[Items from an interface collection]
====

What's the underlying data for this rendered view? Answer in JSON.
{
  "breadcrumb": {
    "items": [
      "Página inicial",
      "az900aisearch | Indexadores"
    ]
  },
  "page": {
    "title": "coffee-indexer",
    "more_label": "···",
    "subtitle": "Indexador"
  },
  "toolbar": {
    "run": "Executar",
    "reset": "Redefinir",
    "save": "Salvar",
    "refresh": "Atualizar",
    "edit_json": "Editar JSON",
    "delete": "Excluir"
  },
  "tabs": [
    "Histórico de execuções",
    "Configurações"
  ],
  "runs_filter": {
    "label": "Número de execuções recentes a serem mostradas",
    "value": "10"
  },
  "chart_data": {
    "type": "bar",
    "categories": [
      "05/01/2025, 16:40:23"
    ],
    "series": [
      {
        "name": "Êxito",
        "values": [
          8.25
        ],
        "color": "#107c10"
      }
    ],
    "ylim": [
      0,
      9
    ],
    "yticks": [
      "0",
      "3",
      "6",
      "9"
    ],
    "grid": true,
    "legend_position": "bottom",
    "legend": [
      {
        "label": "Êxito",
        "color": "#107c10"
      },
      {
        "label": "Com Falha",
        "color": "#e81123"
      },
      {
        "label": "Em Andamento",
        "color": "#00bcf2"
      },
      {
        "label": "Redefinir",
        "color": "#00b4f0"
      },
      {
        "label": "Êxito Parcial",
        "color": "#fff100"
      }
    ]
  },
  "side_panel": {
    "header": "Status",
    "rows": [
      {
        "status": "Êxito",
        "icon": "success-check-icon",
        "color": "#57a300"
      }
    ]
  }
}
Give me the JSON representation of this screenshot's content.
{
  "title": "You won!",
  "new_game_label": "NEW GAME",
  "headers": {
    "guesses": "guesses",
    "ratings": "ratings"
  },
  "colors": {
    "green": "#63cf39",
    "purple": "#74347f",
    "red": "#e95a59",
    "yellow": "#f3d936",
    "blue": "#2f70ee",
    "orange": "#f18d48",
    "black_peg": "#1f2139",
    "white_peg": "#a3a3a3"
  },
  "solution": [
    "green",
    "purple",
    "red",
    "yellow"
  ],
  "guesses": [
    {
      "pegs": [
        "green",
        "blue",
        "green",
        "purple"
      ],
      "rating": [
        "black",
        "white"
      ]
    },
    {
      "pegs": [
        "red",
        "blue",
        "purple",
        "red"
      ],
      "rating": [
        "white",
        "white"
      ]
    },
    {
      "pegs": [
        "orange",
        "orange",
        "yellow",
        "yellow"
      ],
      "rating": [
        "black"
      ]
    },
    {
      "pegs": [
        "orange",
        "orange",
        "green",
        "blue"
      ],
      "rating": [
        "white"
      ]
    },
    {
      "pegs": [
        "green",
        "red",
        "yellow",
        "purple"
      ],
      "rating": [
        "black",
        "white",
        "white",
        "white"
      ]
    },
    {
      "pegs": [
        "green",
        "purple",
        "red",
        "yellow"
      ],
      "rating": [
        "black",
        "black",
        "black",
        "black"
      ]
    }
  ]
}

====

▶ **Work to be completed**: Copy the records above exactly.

▶ **Response**:
What's the underlying data for this rendered view? Answer in JSON.
{
  "breadcrumb": {
    "items": [
      "Página inicial",
      "az900aisearch | Indexadores"
    ]
  },
  "page": {
    "title": "coffee-indexer",
    "more_label": "···",
    "subtitle": "Indexador"
  },
  "toolbar": {
    "run": "Executar",
    "reset": "Redefinir",
    "save": "Salvar",
    "refresh": "Atualizar",
    "edit_json": "Editar JSON",
    "delete": "Excluir"
  },
  "tabs": [
    "Histórico de execuções",
    "Configurações"
  ],
  "runs_filter": {
    "label": "Número de execuções recentes a serem mostradas",
    "value": "10"
  },
  "chart_data": {
    "type": "bar",
    "categories": [
      "05/01/2025, 16:40:23"
    ],
    "series": [
      {
        "name": "Êxito",
        "values": [
          8.25
        ],
        "color": "#107c10"
      }
    ],
    "ylim": [
      0,
      9
    ],
    "yticks": [
      "0",
      "3",
      "6",
      "9"
    ],
    "grid": true,
    "legend_position": "bottom",
    "legend": [
      {
        "label": "Êxito",
        "color": "#107c10"
      },
      {
        "label": "Com Falha",
        "color": "#e81123"
      },
      {
        "label": "Em Andamento",
        "color": "#00bcf2"
      },
      {
        "label": "Redefinir",
        "color": "#00b4f0"
      },
      {
        "label": "Êxito Parcial",
        "color": "#fff100"
      }
    ]
  },
  "side_panel": {
    "header": "Status",
    "rows": [
      {
        "status": "Êxito",
        "icon": "success-check-icon",
        "color": "#57a300"
      }
    ]
  }
}
Give me the JSON representation of this screenshot's content.
{
  "title": "You won!",
  "new_game_label": "NEW GAME",
  "headers": {
    "guesses": "guesses",
    "ratings": "ratings"
  },
  "colors": {
    "green": "#63cf39",
    "purple": "#74347f",
    "red": "#e95a59",
    "yellow": "#f3d936",
    "blue": "#2f70ee",
    "orange": "#f18d48",
    "black_peg": "#1f2139",
    "white_peg": "#a3a3a3"
  },
  "solution": [
    "green",
    "purple",
    "red",
    "yellow"
  ],
  "guesses": [
    {
      "pegs": [
        "green",
        "blue",
        "green",
        "purple"
      ],
      "rating": [
        "black",
        "white"
      ]
    },
    {
      "pegs": [
        "red",
        "blue",
        "purple",
        "red"
      ],
      "rating": [
        "white",
        "white"
      ]
    },
    {
      "pegs": [
        "orange",
        "orange",
        "yellow",
        "yellow"
      ],
      "rating": [
        "black"
      ]
    },
    {
      "pegs": [
        "orange",
        "orange",
        "green",
        "blue"
      ],
      "rating": [
        "white"
      ]
    },
    {
      "pegs": [
        "green",
        "red",
        "yellow",
        "purple"
      ],
      "rating": [
        "black",
        "white",
        "white",
        "white"
      ]
    },
    {
      "pegs": [
        "green",
        "purple",
        "red",
        "yellow"
      ],
      "rating": [
        "black",
        "black",
        "black",
        "black"
      ]
    }
  ]
}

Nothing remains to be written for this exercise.